**** Listed entries ****
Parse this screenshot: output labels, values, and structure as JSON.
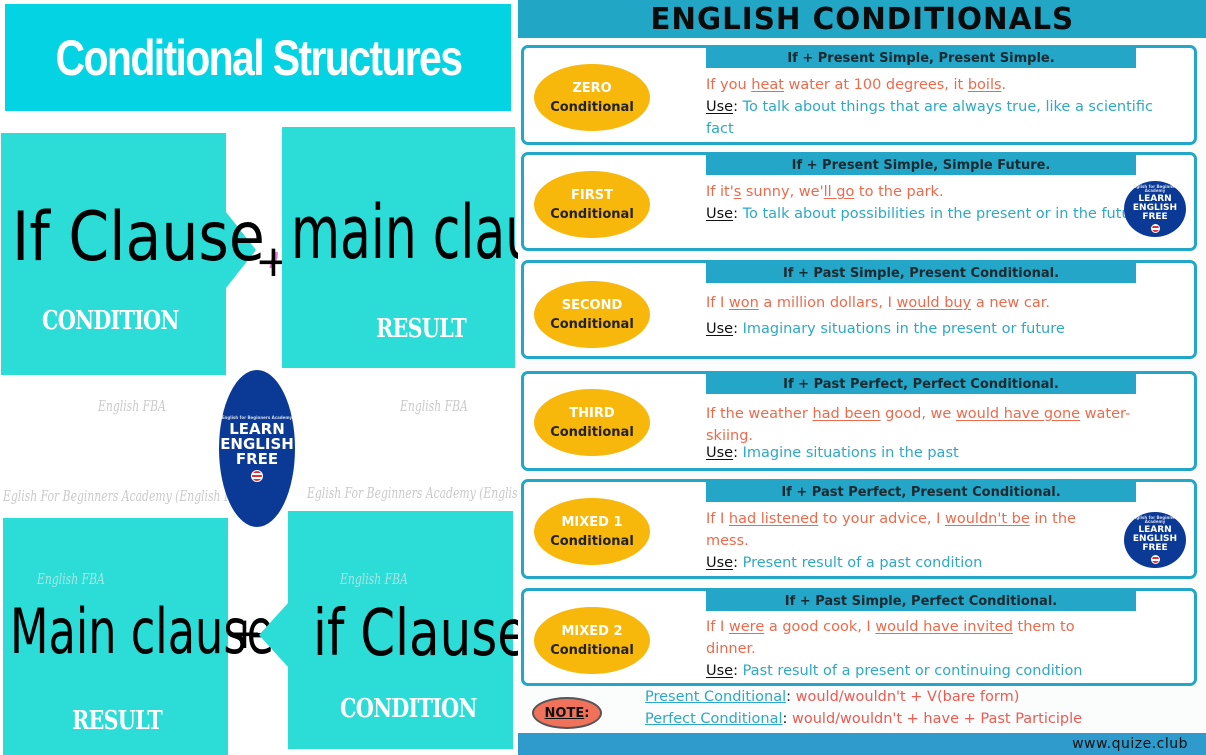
{
  "left": {
    "title": "Conditional Structures",
    "top_row": {
      "if_clause": "If Clause",
      "comma": ",",
      "plus": "+",
      "main_clause": "main clause.",
      "if_tag": "CONDITION",
      "main_tag": "RESULT"
    },
    "bottom_row": {
      "main_clause": "Main clause",
      "plus": "+",
      "if_clause": "if Clause .",
      "main_tag": "RESULT",
      "if_tag": "CONDITION"
    },
    "watermarks": {
      "short": "English FBA",
      "long": "Eglish For Beginners Academy (English FBA)"
    },
    "badge": {
      "tiny": "English for Beginners Academy",
      "line1": "LEARN",
      "line2": "ENGLISH",
      "line3": "FREE"
    }
  },
  "right": {
    "header": "ENGLISH CONDITIONALS",
    "use_label": "Use",
    "cards": [
      {
        "name": "zero",
        "type": "ZERO",
        "label": "Conditional",
        "formula": "If + Present Simple, Present Simple.",
        "example": [
          {
            "t": "If you "
          },
          {
            "t": "heat",
            "u": true
          },
          {
            "t": " water at 100 degrees, it "
          },
          {
            "t": "boils",
            "u": true
          },
          {
            "t": "."
          }
        ],
        "use": "To talk about things that are always true, like a scientific fact"
      },
      {
        "name": "first",
        "type": "FIRST",
        "label": "Conditional",
        "formula": "If + Present Simple, Simple Future.",
        "example": [
          {
            "t": "If it'"
          },
          {
            "t": "s",
            "u": true
          },
          {
            "t": " sunny, we'"
          },
          {
            "t": "ll go",
            "u": true
          },
          {
            "t": " to the park."
          }
        ],
        "use": "To talk about possibilities in the present or in the future"
      },
      {
        "name": "second",
        "type": "SECOND",
        "label": "Conditional",
        "formula": "If + Past Simple, Present Conditional.",
        "example": [
          {
            "t": "If I "
          },
          {
            "t": "won",
            "u": true
          },
          {
            "t": " a million dollars, I "
          },
          {
            "t": "would buy",
            "u": true
          },
          {
            "t": " a new car."
          }
        ],
        "use": "Imaginary situations in the present or future"
      },
      {
        "name": "third",
        "type": "THIRD",
        "label": "Conditional",
        "formula": "If + Past Perfect, Perfect Conditional.",
        "example": [
          {
            "t": "If the weather "
          },
          {
            "t": "had been",
            "u": true
          },
          {
            "t": " good, we "
          },
          {
            "t": "would have gone",
            "u": true
          },
          {
            "t": " water-skiing."
          }
        ],
        "use": "Imagine situations in the past"
      },
      {
        "name": "mixed-1",
        "type": "MIXED 1",
        "label": "Conditional",
        "formula": "If + Past Perfect, Present Conditional.",
        "example": [
          {
            "t": "If I "
          },
          {
            "t": "had listened",
            "u": true
          },
          {
            "t": " to your advice, I "
          },
          {
            "t": "wouldn't be",
            "u": true
          },
          {
            "t": " in the mess."
          }
        ],
        "use": "Present result of a past condition"
      },
      {
        "name": "mixed-2",
        "type": "MIXED 2",
        "label": "Conditional",
        "formula": "If + Past Simple, Perfect Conditional.",
        "example": [
          {
            "t": "If I "
          },
          {
            "t": "were",
            "u": true
          },
          {
            "t": " a good cook, I "
          },
          {
            "t": "would have invited",
            "u": true
          },
          {
            "t": " them to dinner."
          }
        ],
        "use": "Past result of a present or continuing condition"
      }
    ],
    "note": {
      "label": "NOTE",
      "lines": [
        {
          "term": "Present Conditional",
          "text": " would/wouldn't + V(bare form)"
        },
        {
          "term": "Perfect Conditional",
          "text": " would/wouldn't + have + Past Participle"
        }
      ]
    },
    "footer": "www.quize.club"
  },
  "colors": {
    "title_cyan": "#03d3e3",
    "tile_teal": "#2cdcd6",
    "header_blue": "#22a6c6",
    "oval_yellow": "#f8b70b",
    "example_red": "#ec6a4c",
    "use_blue": "#2ea8c4",
    "badge_navy": "#0b3a96",
    "note_oval": "#f0725a",
    "comma_pink": "#e57ad6"
  }
}
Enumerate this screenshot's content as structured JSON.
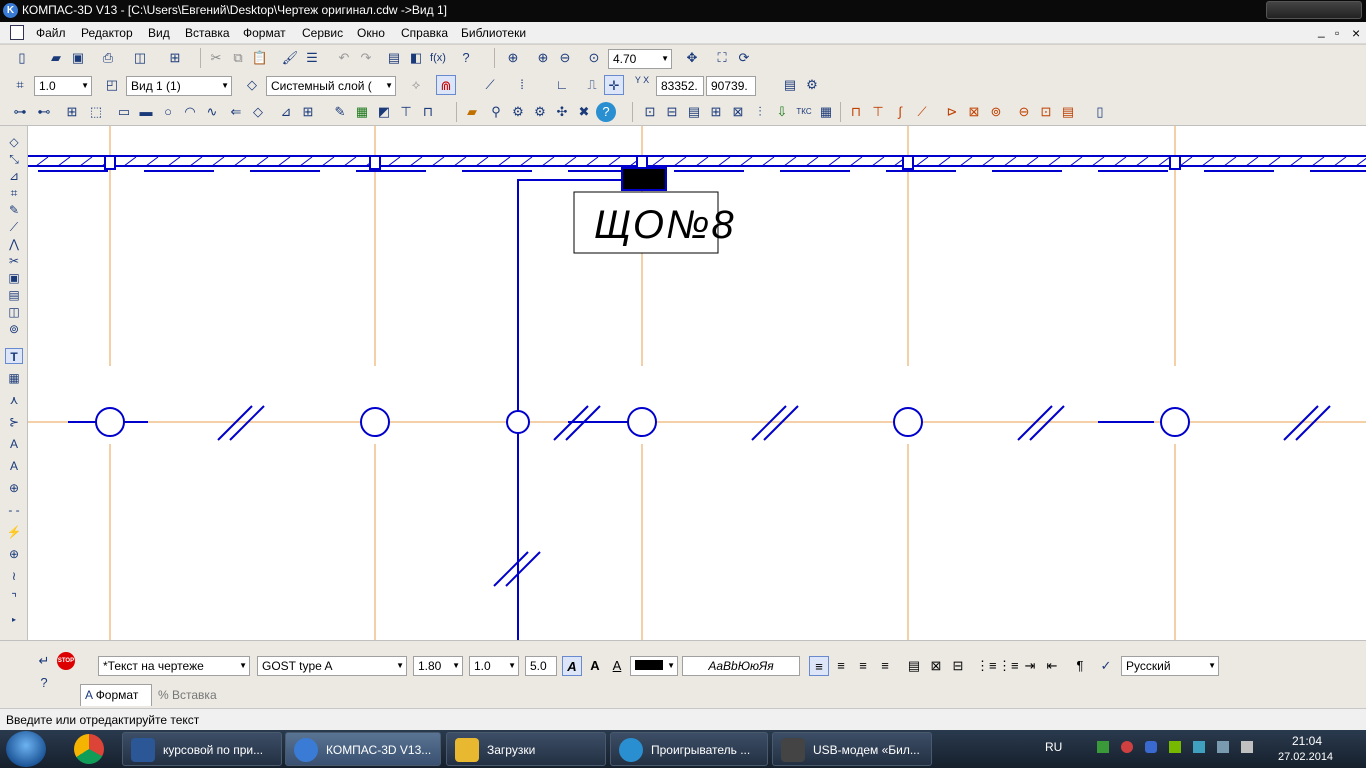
{
  "window": {
    "logo_letter": "K",
    "title": "КОМПАС-3D V13 - [C:\\Users\\Евгений\\Desktop\\Чертеж оригинал.cdw ->Вид 1]"
  },
  "menu": {
    "items": [
      "Файл",
      "Редактор",
      "Вид",
      "Вставка",
      "Формат",
      "Сервис",
      "Окно",
      "Справка",
      "Библиотеки"
    ],
    "right_controls": [
      "_",
      "▫",
      "×"
    ]
  },
  "toolbar1": {
    "zoom_value": "4.70"
  },
  "toolbar2": {
    "step_value": "1.0",
    "view_value": "Вид 1 (1)",
    "layer_value": "Системный слой (",
    "coord_x": "83352.",
    "coord_y": "90739.",
    "xy_label": "Y X"
  },
  "drawing": {
    "label_text": "ЩО№8"
  },
  "propbar": {
    "text_style": "*Текст на чертеже",
    "font": "GOST type A",
    "height": "1.80",
    "narrowing": "1.0",
    "step": "5.0",
    "sample": "АаВbЮюЯя",
    "language": "Русский",
    "stop_label": "STOP",
    "tab_format": "Формат",
    "tab_insert": "Вставка",
    "italic_icon": "italic-a-icon",
    "bold_icon": "bold-a-icon",
    "underline_icon": "underline-a-icon"
  },
  "status": {
    "text": "Введите или отредактируйте текст"
  },
  "taskbar": {
    "items": [
      {
        "label": "курсовой по при...",
        "color": "#2b5797"
      },
      {
        "label": "КОМПАС-3D V13...",
        "color": "#3a7bd5"
      },
      {
        "label": "Загрузки",
        "color": "#e8b830"
      },
      {
        "label": "Проигрыватель ...",
        "color": "#2a8fd0"
      },
      {
        "label": "USB-модем «Бил...",
        "color": "#444444"
      }
    ],
    "lang": "RU",
    "time": "21:04",
    "date": "27.02.2014"
  },
  "colors": {
    "drawing_blue": "#0000cc",
    "grid_orange": "#e8a050",
    "canvas_bg": "#ffffff"
  }
}
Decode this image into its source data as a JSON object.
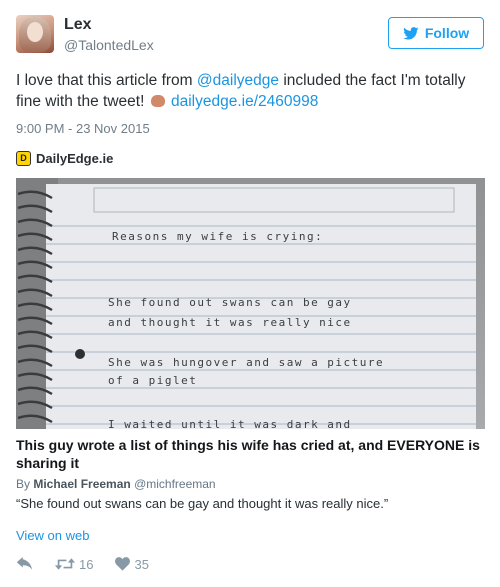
{
  "author": {
    "name": "Lex",
    "handle": "@TalontedLex"
  },
  "follow_button": {
    "label": "Follow",
    "icon": "twitter-bird-icon"
  },
  "tweet": {
    "text_before_mention": "I love that this article from ",
    "mention": "@dailyedge",
    "text_after_mention": " included the fact I'm totally fine with the tweet! ",
    "emoji": "fist-bump-emoji",
    "link": "dailyedge.ie/2460998",
    "timestamp": "9:00 PM - 23 Nov 2015"
  },
  "card": {
    "source": "DailyEdge.ie",
    "source_logo_letter": "D",
    "image": {
      "heading": "Reasons my wife is crying:",
      "lines": [
        "She found out swans can be gay",
        "and thought it was really nice",
        "She was hungover and saw a picture",
        "of a piglet",
        "I waited until it was dark and"
      ]
    },
    "title": "This guy wrote a list of things his wife has cried at, and EVERYONE is sharing it",
    "byline_prefix": "By ",
    "byline_author": "Michael Freeman",
    "byline_handle": "@michfreeman",
    "description": "“She found out swans can be gay and thought it was really nice.”"
  },
  "view_on_web": "View on web",
  "actions": {
    "reply_icon": "reply-icon",
    "retweet_icon": "retweet-icon",
    "retweet_count": "16",
    "like_icon": "heart-icon",
    "like_count": "35"
  },
  "colors": {
    "accent": "#1da1f2",
    "link": "#1b95e0",
    "muted": "#8899a6",
    "text": "#292f33"
  }
}
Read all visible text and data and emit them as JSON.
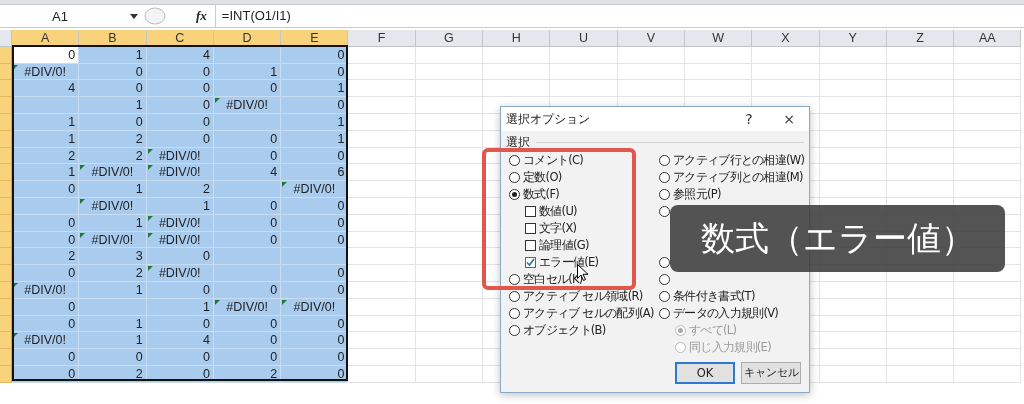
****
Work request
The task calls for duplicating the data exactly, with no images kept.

Output for this exercise
Parse this screenshot: output labels, values, and structure as JSON.
{
  "left": {
    "title": "Conditional Structures",
    "top_row": {
      "if_clause": "If Clause",
      "comma": ",",
      "plus": "+",
      "main_clause": "main clause.",
      "if_tag": "CONDITION",
      "main_tag": "RESULT"
    },
    "bottom_row": {
      "main_clause": "Main clause",
      "plus": "+",
      "if_clause": "if Clause .",
      "main_tag": "RESULT",
      "if_tag": "CONDITION"
    },
    "watermarks": {
      "short": "English FBA",
      "long": "Eglish For Beginners Academy (English FBA)"
    },
    "badge": {
      "tiny": "English for Beginners Academy",
      "line1": "LEARN",
      "line2": "ENGLISH",
      "line3": "FREE"
    }
  },
  "right": {
    "header": "ENGLISH CONDITIONALS",
    "use_label": "Use",
    "cards": [
      {
        "name": "zero",
        "type": "ZERO",
        "label": "Conditional",
        "formula": "If + Present Simple, Present Simple.",
        "example": [
          {
            "t": "If you "
          },
          {
            "t": "heat",
            "u": true
          },
          {
            "t": " water at 100 degrees, it "
          },
          {
            "t": "boils",
            "u": true
          },
          {
            "t": "."
          }
        ],
        "use": "To talk about things that are always true, like a scientific fact"
      },
      {
        "name": "first",
        "type": "FIRST",
        "label": "Conditional",
        "formula": "If + Present Simple, Simple Future.",
        "example": [
          {
            "t": "If it'"
          },
          {
            "t": "s",
            "u": true
          },
          {
            "t": " sunny, we'"
          },
          {
            "t": "ll go",
            "u": true
          },
          {
            "t": " to the park."
          }
        ],
        "use": "To talk about possibilities in the present or in the future"
      },
      {
        "name": "second",
        "type": "SECOND",
        "label": "Conditional",
        "formula": "If + Past Simple, Present Conditional.",
        "example": [
          {
            "t": "If I "
          },
          {
            "t": "won",
            "u": true
          },
          {
            "t": " a million dollars, I "
          },
          {
            "t": "would buy",
            "u": true
          },
          {
            "t": " a new car."
          }
        ],
        "use": "Imaginary situations in the present or future"
      },
      {
        "name": "third",
        "type": "THIRD",
        "label": "Conditional",
        "formula": "If + Past Perfect, Perfect Conditional.",
        "example": [
          {
            "t": "If the weather "
          },
          {
            "t": "had been",
            "u": true
          },
          {
            "t": " good, we "
          },
          {
            "t": "would have gone",
            "u": true
          },
          {
            "t": " water-skiing."
          }
        ],
        "use": "Imagine situations in the past"
      },
      {
        "name": "mixed-1",
        "type": "MIXED 1",
        "label": "Conditional",
        "formula": "If + Past Perfect, Present Conditional.",
        "example": [
          {
            "t": "If I "
          },
          {
            "t": "had listened",
            "u": true
          },
          {
            "t": " to your advice, I "
          },
          {
            "t": "wouldn't be",
            "u": true
          },
          {
            "t": " in the mess."
          }
        ],
        "use": "Present result of a past condition"
      },
      {
        "name": "mixed-2",
        "type": "MIXED 2",
        "label": "Conditional",
        "formula": "If + Past Simple, Perfect Conditional.",
        "example": [
          {
            "t": "If I "
          },
          {
            "t": "were",
            "u": true
          },
          {
            "t": " a good cook, I "
          },
          {
            "t": "would have invited",
            "u": true
          },
          {
            "t": " them to dinner."
          }
        ],
        "use": "Past result of a present or continuing condition"
      }
    ],
    "note": {
      "label": "NOTE",
      "lines": [
        {
          "term": "Present Conditional",
          "text": " would/wouldn't + V(bare form)"
        },
        {
          "term": "Perfect Conditional",
          "text": " would/wouldn't + have + Past Participle"
        }
      ]
    },
    "footer": "www.quize.club"
  },
  "colors": {
    "title_cyan": "#03d3e3",
    "tile_teal": "#2cdcd6",
    "header_blue": "#22a6c6",
    "oval_yellow": "#f8b70b",
    "example_red": "#ec6a4c",
    "use_blue": "#2ea8c4",
    "badge_navy": "#0b3a96",
    "note_oval": "#f0725a",
    "comma_pink": "#e57ad6"
  }
}
Enumerate this screenshot's content as structured JSON.
{
  "window": {
    "logo_letter": "K",
    "title": "КОМПАС-3D V13 - [C:\\Users\\Евгений\\Desktop\\Чертеж оригинал.cdw ->Вид 1]"
  },
  "menu": {
    "items": [
      "Файл",
      "Редактор",
      "Вид",
      "Вставка",
      "Формат",
      "Сервис",
      "Окно",
      "Справка",
      "Библиотеки"
    ],
    "right_controls": [
      "_",
      "▫",
      "×"
    ]
  },
  "toolbar1": {
    "zoom_value": "4.70"
  },
  "toolbar2": {
    "step_value": "1.0",
    "view_value": "Вид 1 (1)",
    "layer_value": "Системный слой (",
    "coord_x": "83352.",
    "coord_y": "90739.",
    "xy_label": "Y X"
  },
  "drawing": {
    "label_text": "ЩО№8"
  },
  "propbar": {
    "text_style": "*Текст на чертеже",
    "font": "GOST type A",
    "height": "1.80",
    "narrowing": "1.0",
    "step": "5.0",
    "sample": "АаВbЮюЯя",
    "language": "Русский",
    "stop_label": "STOP",
    "tab_format": "Формат",
    "tab_insert": "Вставка",
    "italic_icon": "italic-a-icon",
    "bold_icon": "bold-a-icon",
    "underline_icon": "underline-a-icon"
  },
  "status": {
    "text": "Введите или отредактируйте текст"
  },
  "taskbar": {
    "items": [
      {
        "label": "курсовой по при...",
        "color": "#2b5797"
      },
      {
        "label": "КОМПАС-3D V13...",
        "color": "#3a7bd5"
      },
      {
        "label": "Загрузки",
        "color": "#e8b830"
      },
      {
        "label": "Проигрыватель ...",
        "color": "#2a8fd0"
      },
      {
        "label": "USB-модем «Бил...",
        "color": "#444444"
      }
    ],
    "lang": "RU",
    "time": "21:04",
    "date": "27.02.2014"
  },
  "colors": {
    "drawing_blue": "#0000cc",
    "grid_orange": "#e8a050",
    "canvas_bg": "#ffffff"
  }
}
Decode this image into its source data as a JSON object.
{
  "author": {
    "name": "Lex",
    "handle": "@TalontedLex"
  },
  "follow_button": {
    "label": "Follow",
    "icon": "twitter-bird-icon"
  },
  "tweet": {
    "text_before_mention": "I love that this article from ",
    "mention": "@dailyedge",
    "text_after_mention": " included the fact I'm totally fine with the tweet! ",
    "emoji": "fist-bump-emoji",
    "link": "dailyedge.ie/2460998",
    "timestamp": "9:00 PM - 23 Nov 2015"
  },
  "card": {
    "source": "DailyEdge.ie",
    "source_logo_letter": "D",
    "image": {
      "heading": "Reasons my wife is crying:",
      "lines": [
        "She found out swans can be gay",
        "and thought it was really nice",
        "She was hungover and saw a picture",
        "of a piglet",
        "I waited until it was dark and"
      ]
    },
    "title": "This guy wrote a list of things his wife has cried at, and EVERYONE is sharing it",
    "byline_prefix": "By ",
    "byline_author": "Michael Freeman",
    "byline_handle": "@michfreeman",
    "description": "“She found out swans can be gay and thought it was really nice.”"
  },
  "view_on_web": "View on web",
  "actions": {
    "reply_icon": "reply-icon",
    "retweet_icon": "retweet-icon",
    "retweet_count": "16",
    "like_icon": "heart-icon",
    "like_count": "35"
  },
  "colors": {
    "accent": "#1da1f2",
    "link": "#1b95e0",
    "muted": "#8899a6",
    "text": "#292f33"
  }
}
Read all visible text and data and emit them as JSON.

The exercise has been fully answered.